Interest-free Loan Program
The 2021 Interest-free Loan Program provided short-term unsecured loans to enable organizations to maintain camp services and retain staff. Partnering with JFNA, FJC represented our network of Jewish overnight camps, utilizing data collected through the 2019 census and 2020 ConCensus to help guide decision-making while administering the first round of applications.
Capacity Expansion Grants
Capacity Expansion Grants help camps maintain and increase their capacity to serve more campers in 2021 which may have been limited due to COVID-related occupancy restrictions.
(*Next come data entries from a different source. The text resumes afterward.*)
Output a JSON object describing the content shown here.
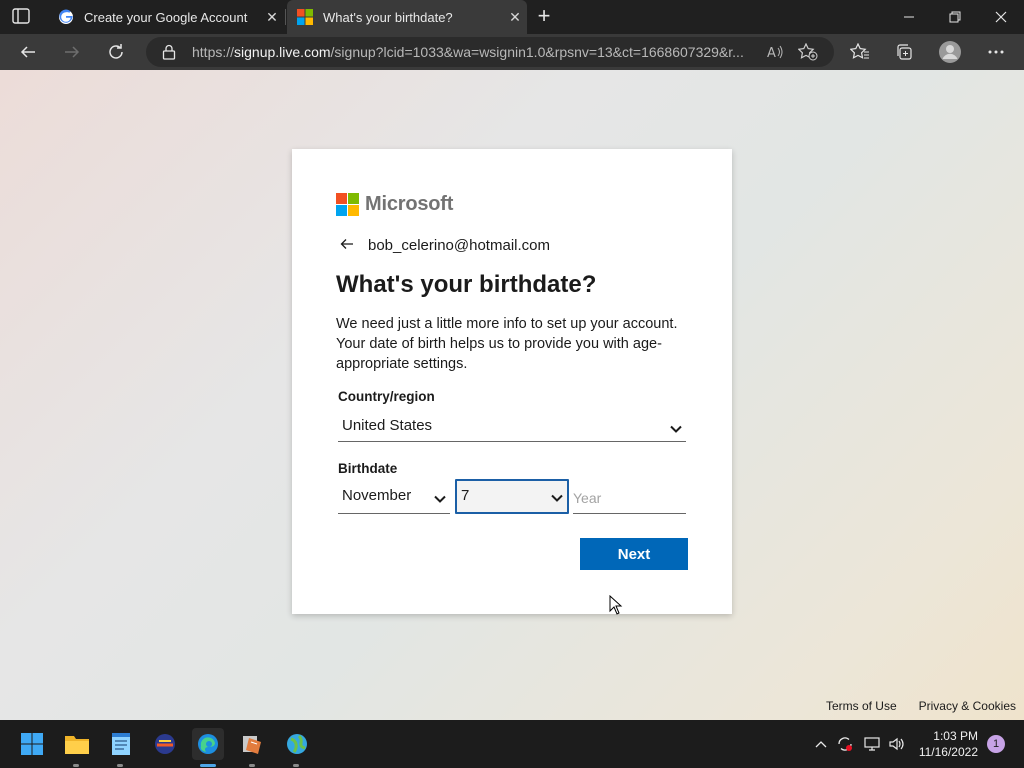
{
  "browser": {
    "tabs": [
      {
        "title": "Create your Google Account",
        "active": false
      },
      {
        "title": "What's your birthdate?",
        "active": true
      }
    ],
    "url_prefix": "https://",
    "url_host": "signup.live.com",
    "url_rest": "/signup?lcid=1033&wa=wsignin1.0&rpsnv=13&ct=1668607329&r..."
  },
  "signup": {
    "brand": "Microsoft",
    "email": "bob_celerino@hotmail.com",
    "heading": "What's your birthdate?",
    "description": "We need just a little more info to set up your account. Your date of birth helps us to provide you with age-appropriate settings.",
    "country_label": "Country/region",
    "country_value": "United States",
    "birthdate_label": "Birthdate",
    "month_value": "November",
    "day_value": "7",
    "year_placeholder": "Year",
    "next_label": "Next"
  },
  "footer": {
    "terms": "Terms of Use",
    "privacy": "Privacy & Cookies"
  },
  "taskbar": {
    "time": "1:03 PM",
    "date": "11/16/2022",
    "notification_count": "1"
  },
  "colors": {
    "accent": "#0067b8",
    "focus_border": "#1b5fa6",
    "ms_red": "#f25022",
    "ms_green": "#7fba00",
    "ms_blue": "#00a4ef",
    "ms_yellow": "#ffb900"
  }
}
Funding was made possible due to the generosity of the Jewish Community Response and Impact Fund.
Through the Crown Fellowship, FJC engaged 12 creative young adults from Russian-speaking backgrounds as specialists in several camps in the Northeast in summer 2011. The fellows participated in a training intensive, which taught them to transform their personal Jewish journeys into interactive camp activities that speak to Jewish children from less engaged backgrounds.
The Goodman Camping Initiative for modern Israel history cohorts of camps that integrated Israel and Israel education into every aspect of their program. The Goodman Initiative provided camps with a customizable Israel education curriculum, staff training, and ongoing mentorship throughout the year.
The “I Belong to Jewish Camp” Innovative Engagement Initiative sought to increase the number of children attending Jewish camp and more deeply engage and welcome a more diverse camper (and their families) community. FJC received over 60 responses from overnight and day camps, communities and other organizations to develop new outreach and/or programmatic initiatives that engage numerous different constituencies.
A Jewish educational leadership fellowship for residential camp directors. Lekhu Lakhem created a community of directors passionate about providing the Jewish educational and visionary leadership to bring about fundamental change within their own camps.
Nadiv created six senior experiential Jewish educator positions to be shared by overnight camps and Jewish day/synagogue schools. This program aspired to build synergy and collaboration in Jewish education. It strategically enhanced the quality of Jewish education at the participating camps with a sustainable new model, increased the use of “informal” educational techniques at the participating schools, and created a new career path for select, talented educators.
Funded by the Ruderman Family Foundation and the Stanford and Alexander Family Fund, the FJC Ruderman/Alexander Inclusion Initiative enabled selected camps to hire and train new inclusion coordinators in order to increase the number of children with disabilities participating in their camps and to provide intensive in-person training and mentorship from FJC.